For Seasoning -
Garlic (crushed) - 6
Coconut Oil (ONLY)

Clean, wash the beans and soak them in ample amount of water overnight. The beans proliferate in size the next day around. Pressure cook them for 2-3 whistles along with jackfruit. Roast the red chillies in little oil for couple of minutes and allow to cool. Grind to a smooth paste along with grated coconut and tamarind pulp.
Bring the ground paste to a boil, adjust salt and water consistency as desired. Add the cooked beans and jackfruit now. Bring to a boil and simmer to cook for 5-8 minutes. Cook till the beans and jackfruit pieces are completely cooked. In a separate pan, heat few spoons of coconut oil and season with crushed garlic. Sear them till they get a reddish brown tinge. Pour this seasoning on the cooked curry. Cover with a lid and serve hot with Rice or Roti.

Note - I reduced the number of chillies, but one can increase it upto 10-12 chillies for more heat and flaming red color.

Saturday, February 11, 2012

A Note of Gratitude: Rest in Peace - Dear Grandma

On a cold chilly weekend in early February, I received an unexpected call from India during late night hours. It was from my Ma who declared with a sad feeble voice that my Ammama passed away after putting up a valiant fight with deteriorating health and old age.

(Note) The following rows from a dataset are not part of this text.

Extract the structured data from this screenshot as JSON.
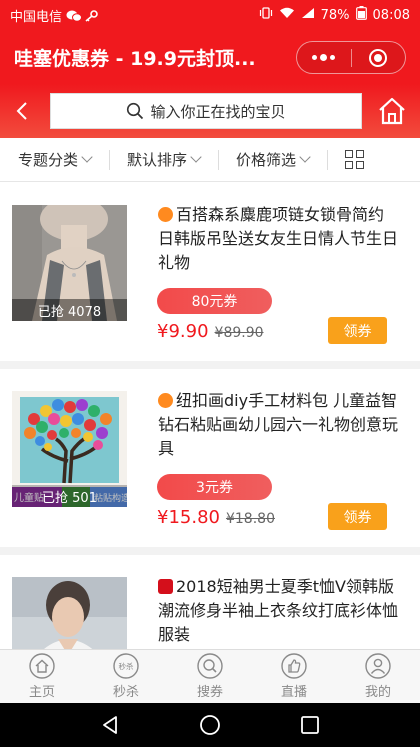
{
  "statusbar": {
    "carrier": "中国电信",
    "battery": "78%",
    "time": "08:08"
  },
  "titlebar": {
    "title": "哇塞优惠券 - 19.9元封顶..."
  },
  "search": {
    "placeholder": "输入你正在找的宝贝"
  },
  "filters": [
    {
      "label": "专题分类"
    },
    {
      "label": "默认排序"
    },
    {
      "label": "价格筛选"
    }
  ],
  "products": [
    {
      "source": "taobao",
      "title": "百搭森系麋鹿项链女锁骨简约日韩版吊坠送女友生日情人节生日礼物",
      "sold": "已抢 4078",
      "coupon": "80元券",
      "price": "¥9.90",
      "original_price": "¥89.90",
      "button": "领券"
    },
    {
      "source": "taobao",
      "title": "纽扣画diy手工材料包 儿童益智钻石粘贴画幼儿园六一礼物创意玩具",
      "sold": "已抢 501",
      "coupon": "3元券",
      "price": "¥15.80",
      "original_price": "¥18.80",
      "button": "领券",
      "image_banner_left": "儿童贴",
      "image_banner_right": "粘贴构造"
    },
    {
      "source": "tmall",
      "title": "2018短袖男士夏季t恤V领韩版潮流修身半袖上衣条纹打底衫体恤服装"
    }
  ],
  "tabs": [
    {
      "label": "主页",
      "icon": "home-icon"
    },
    {
      "label": "秒杀",
      "icon": "flash-sale-icon",
      "icon_text": "秒杀"
    },
    {
      "label": "搜券",
      "icon": "coupon-search-icon"
    },
    {
      "label": "直播",
      "icon": "thumbs-up-icon"
    },
    {
      "label": "我的",
      "icon": "user-icon"
    }
  ],
  "colors": {
    "brand_red": "#f0191e",
    "coupon_button": "#f9a11b",
    "price_red": "#f0191e"
  }
}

At first, I was startled and refused to believe. Then, the copious amount of tears followed. Its strange how death makes us question our own mortality and forces us to face things which we would not have otherwise. They say one learns more from pain than from pleasure. I completely understand the theory now.

Ammama, my Grandmother was a true inspiration and a matriarch of our large jumbo family. She was specially close to my Ma and shared with her, her deepest thoughts and feelings. She loved feeding people, enjoyed their company and believed in nurturing relationships. She enjoyed concocting traditional Konkani dishes in her cozy kitchen and made use of seasonal vegetables, pulses and fruits. She enjoyed reading the daily newspaper, watching her favorite TV programs and decorating dolls with sequins and decorative fabric when time permitted.

Last year her health went from bad to worse and she switched to liquid diet. She also confided that soon after she had the dentures placed, she lost interest in food and naturally so. She loved Mangoes a lot and waited every year for summer season to arrive which meant she could enjoy the season's best juicy sugar sweet Mangoes. During the monsoon season, she'd procure the special variety of Mushroom (Gudgud Alambe - the ones which spring up only where thunder and lightning hit the landscape) and gladly make Alambe Ambat and if possible sent it over to her sons and daughters. She loved sipping on rich hot Tomato Soup during winter season. Every time anyone would visit us from her house, she would send me a steel box tiffin full of spicy Bitter Gourd Pickle (Karate Nonche), which is her specialty and one of its kind. She loved Coffee, Parboiled Rice (Paej) and Pickle (Teek Nonche) of any kind. She led a simple life, loved to wear her cotton sarees and took great interest in creative art and crafts, linguistics, books and literature. She loved learning and propounded often that 'Knowledge is Power'. I believe I got my 'Reading Bug' from both my Grandparents who loved, adored and worshiped books. She specially liked reading the newspaper page by page during the early morning hours. High on life, full of funny anecdotes, humor filled remarks and quotes, she adored monsoon, flowers particularly Ratnagandhi which grows in abundance in North Karnataka region. Above all, she loved her kids and grand kids. Her life has been a parable of valuable lessons on life, love, people and relationships for my family.

Sometimes, its hard to fathom that she is gone and I reminisce the times we've spent together during my last vacation in India. The solace is my Ma was by her side all through her good, bad and worse times. She also fed my Grandma her last meal before she breathed her last. I hope I am able to care for my parents the same way and be by their side. I was very close to my Grandma and the bond we shared was deep and wonderful.

Thanks Ammama for giving us Roots and Wings. Roots to realize and remember where we came from and wings to fly and reach our fullest potential to live a life we aspire and desire.

Rest in Peace - My Darling...